[App and web page records]

◆ ◆ ◆

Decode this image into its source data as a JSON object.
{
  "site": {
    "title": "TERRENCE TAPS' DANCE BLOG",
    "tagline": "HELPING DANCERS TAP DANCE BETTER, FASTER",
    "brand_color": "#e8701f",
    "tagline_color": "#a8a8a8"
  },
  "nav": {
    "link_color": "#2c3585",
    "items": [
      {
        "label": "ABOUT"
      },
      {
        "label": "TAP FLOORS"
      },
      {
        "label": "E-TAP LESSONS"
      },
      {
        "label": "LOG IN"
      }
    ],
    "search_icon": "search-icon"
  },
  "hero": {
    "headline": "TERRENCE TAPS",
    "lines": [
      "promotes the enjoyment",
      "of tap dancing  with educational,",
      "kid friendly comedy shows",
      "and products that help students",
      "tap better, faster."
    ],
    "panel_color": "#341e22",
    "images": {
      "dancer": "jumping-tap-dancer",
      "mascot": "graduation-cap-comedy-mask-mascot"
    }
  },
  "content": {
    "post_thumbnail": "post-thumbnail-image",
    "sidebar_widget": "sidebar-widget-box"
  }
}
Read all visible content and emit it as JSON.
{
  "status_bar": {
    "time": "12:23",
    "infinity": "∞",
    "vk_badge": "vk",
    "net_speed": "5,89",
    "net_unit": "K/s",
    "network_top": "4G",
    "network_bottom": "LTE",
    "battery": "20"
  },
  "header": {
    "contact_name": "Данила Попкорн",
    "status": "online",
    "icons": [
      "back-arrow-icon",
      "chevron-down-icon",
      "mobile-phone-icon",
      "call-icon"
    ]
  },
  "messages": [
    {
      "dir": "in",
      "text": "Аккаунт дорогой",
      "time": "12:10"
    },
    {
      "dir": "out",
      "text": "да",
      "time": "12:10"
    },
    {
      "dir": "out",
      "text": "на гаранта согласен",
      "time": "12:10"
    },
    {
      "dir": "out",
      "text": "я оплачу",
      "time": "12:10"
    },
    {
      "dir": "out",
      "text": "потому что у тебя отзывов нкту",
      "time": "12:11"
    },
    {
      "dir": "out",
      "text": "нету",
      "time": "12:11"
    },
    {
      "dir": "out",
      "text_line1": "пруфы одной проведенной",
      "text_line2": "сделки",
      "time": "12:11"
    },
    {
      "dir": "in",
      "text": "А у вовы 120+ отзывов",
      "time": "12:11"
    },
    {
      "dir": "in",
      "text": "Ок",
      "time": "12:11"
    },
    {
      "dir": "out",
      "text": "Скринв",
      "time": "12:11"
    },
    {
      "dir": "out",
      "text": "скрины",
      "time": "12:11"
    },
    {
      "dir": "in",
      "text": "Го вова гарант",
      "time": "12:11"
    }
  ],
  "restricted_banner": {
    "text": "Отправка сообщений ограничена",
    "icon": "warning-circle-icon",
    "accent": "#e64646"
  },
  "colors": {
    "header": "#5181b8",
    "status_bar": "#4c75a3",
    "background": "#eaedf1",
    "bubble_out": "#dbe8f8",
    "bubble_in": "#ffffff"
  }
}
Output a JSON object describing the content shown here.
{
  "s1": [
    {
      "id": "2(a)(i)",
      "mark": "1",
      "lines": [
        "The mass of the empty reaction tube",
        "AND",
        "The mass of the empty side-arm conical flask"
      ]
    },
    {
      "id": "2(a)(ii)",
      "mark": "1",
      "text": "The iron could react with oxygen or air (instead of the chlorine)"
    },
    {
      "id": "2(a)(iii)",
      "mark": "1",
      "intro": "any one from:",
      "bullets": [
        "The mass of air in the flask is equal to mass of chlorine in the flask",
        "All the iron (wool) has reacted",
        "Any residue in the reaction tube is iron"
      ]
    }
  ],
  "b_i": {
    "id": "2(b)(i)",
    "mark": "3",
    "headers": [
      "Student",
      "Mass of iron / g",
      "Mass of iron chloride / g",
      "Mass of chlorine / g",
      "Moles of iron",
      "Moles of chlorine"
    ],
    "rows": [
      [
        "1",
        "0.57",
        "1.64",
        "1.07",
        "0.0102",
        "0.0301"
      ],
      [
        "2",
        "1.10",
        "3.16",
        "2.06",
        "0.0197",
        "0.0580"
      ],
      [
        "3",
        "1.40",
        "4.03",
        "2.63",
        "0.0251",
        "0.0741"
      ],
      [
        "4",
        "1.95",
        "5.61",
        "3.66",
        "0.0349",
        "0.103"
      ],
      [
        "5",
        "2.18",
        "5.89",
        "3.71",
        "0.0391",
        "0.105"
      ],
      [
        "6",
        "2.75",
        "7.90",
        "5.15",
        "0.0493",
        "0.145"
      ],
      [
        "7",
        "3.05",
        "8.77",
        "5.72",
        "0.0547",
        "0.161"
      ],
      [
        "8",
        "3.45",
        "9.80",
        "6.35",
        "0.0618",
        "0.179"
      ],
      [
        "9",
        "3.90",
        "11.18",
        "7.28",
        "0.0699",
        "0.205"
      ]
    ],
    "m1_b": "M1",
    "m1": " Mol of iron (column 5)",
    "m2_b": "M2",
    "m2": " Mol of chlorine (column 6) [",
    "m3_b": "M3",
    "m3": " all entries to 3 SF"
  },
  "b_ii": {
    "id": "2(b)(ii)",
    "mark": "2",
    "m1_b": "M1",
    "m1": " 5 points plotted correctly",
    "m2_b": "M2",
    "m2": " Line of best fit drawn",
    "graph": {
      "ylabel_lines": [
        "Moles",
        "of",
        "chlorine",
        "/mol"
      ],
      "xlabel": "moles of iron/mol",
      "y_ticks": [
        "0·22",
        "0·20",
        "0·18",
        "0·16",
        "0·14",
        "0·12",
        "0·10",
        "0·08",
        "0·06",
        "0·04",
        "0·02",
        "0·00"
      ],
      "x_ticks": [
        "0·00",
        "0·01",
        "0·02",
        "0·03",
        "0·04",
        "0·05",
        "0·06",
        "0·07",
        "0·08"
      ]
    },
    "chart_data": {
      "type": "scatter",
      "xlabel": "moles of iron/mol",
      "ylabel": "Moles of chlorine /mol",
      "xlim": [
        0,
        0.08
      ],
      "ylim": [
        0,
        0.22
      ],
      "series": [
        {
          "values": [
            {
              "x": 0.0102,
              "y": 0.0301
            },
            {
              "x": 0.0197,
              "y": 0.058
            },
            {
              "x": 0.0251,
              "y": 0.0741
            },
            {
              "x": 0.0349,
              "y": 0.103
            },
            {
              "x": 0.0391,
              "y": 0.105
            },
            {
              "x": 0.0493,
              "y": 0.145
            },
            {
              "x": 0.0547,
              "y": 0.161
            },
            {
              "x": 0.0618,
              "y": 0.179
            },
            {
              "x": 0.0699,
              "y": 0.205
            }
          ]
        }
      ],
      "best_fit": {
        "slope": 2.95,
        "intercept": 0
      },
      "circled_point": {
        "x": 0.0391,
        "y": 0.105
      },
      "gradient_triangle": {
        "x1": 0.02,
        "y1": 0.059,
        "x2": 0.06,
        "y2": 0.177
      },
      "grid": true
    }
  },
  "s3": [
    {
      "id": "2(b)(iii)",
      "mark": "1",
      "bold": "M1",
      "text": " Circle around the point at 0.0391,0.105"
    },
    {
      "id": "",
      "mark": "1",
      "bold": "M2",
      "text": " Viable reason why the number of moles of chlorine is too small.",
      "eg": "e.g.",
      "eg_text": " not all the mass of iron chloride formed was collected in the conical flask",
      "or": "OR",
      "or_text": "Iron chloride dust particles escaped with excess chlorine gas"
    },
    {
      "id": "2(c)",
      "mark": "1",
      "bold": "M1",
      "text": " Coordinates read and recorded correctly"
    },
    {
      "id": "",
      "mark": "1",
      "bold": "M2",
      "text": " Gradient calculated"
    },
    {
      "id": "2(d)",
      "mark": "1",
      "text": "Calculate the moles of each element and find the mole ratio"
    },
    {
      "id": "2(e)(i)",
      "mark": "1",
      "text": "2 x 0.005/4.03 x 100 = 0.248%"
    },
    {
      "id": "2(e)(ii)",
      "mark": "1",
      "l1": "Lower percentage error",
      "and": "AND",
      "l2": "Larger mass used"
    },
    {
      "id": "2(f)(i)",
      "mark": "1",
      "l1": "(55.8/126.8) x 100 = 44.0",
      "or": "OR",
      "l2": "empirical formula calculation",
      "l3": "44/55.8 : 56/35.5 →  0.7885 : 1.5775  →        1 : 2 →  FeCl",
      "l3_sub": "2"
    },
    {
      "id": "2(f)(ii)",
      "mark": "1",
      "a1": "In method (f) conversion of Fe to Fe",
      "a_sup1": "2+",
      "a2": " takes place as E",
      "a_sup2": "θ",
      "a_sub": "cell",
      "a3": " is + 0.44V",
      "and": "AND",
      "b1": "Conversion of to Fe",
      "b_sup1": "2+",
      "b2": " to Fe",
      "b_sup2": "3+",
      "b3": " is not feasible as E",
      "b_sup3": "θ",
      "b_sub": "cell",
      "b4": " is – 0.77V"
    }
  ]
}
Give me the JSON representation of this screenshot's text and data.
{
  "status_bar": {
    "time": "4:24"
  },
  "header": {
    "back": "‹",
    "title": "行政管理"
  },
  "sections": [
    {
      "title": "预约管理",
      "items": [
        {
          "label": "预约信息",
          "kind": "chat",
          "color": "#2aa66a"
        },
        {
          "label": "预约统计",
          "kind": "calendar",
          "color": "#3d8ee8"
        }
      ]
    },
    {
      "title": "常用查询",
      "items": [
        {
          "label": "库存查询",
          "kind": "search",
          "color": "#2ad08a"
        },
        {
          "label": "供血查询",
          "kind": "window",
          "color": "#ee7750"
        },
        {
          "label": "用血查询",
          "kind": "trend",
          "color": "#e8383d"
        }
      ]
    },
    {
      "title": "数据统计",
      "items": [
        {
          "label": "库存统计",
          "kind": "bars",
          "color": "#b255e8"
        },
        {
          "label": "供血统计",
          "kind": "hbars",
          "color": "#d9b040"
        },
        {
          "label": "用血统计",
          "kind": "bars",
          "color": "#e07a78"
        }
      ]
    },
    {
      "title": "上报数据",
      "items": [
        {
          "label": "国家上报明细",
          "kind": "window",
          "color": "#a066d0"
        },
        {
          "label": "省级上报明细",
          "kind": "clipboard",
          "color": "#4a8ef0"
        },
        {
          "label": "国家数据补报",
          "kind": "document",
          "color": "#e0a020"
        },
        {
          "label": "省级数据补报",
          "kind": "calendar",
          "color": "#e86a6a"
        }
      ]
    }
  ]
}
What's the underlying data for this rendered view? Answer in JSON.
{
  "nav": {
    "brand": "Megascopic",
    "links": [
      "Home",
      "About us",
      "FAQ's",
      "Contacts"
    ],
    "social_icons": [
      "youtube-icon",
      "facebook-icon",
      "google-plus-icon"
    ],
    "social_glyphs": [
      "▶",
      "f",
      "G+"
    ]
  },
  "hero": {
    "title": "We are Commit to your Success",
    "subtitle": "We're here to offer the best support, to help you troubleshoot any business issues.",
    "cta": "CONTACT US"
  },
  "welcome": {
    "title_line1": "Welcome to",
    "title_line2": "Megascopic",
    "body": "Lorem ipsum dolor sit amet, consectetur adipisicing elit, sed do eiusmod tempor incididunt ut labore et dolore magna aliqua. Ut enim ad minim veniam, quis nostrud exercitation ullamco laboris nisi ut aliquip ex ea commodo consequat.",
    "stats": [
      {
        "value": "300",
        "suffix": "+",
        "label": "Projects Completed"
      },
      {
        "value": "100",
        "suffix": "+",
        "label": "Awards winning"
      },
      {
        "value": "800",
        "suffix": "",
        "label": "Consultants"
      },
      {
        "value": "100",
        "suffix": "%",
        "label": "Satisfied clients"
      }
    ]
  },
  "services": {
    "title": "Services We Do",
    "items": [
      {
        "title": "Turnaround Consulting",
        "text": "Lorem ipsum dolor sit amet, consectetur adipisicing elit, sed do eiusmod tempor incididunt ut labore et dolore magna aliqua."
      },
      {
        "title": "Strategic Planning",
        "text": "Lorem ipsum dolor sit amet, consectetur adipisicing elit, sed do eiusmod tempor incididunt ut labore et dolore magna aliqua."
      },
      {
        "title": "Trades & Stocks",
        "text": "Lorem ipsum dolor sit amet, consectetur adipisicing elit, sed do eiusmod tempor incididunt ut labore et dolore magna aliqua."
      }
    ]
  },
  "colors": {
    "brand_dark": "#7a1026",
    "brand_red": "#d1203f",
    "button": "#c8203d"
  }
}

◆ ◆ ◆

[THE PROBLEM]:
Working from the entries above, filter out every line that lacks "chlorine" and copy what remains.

[RESPONSE]:
      "text": "The iron could react with oxygen or air (instead of the chlorine)"
        "The mass of air in the flask is equal to mass of chlorine in the flask",
      "Mass of chlorine / g",
      "Moles of chlorine"
    "m2": " Mol of chlorine (column 6) [",
        "chlorine",
      "ylabel": "Moles of chlorine /mol",
      "text": " Viable reason why the number of moles of chlorine is too small.",
      "or_text": "Iron chloride dust particles escaped with excess chlorine gas"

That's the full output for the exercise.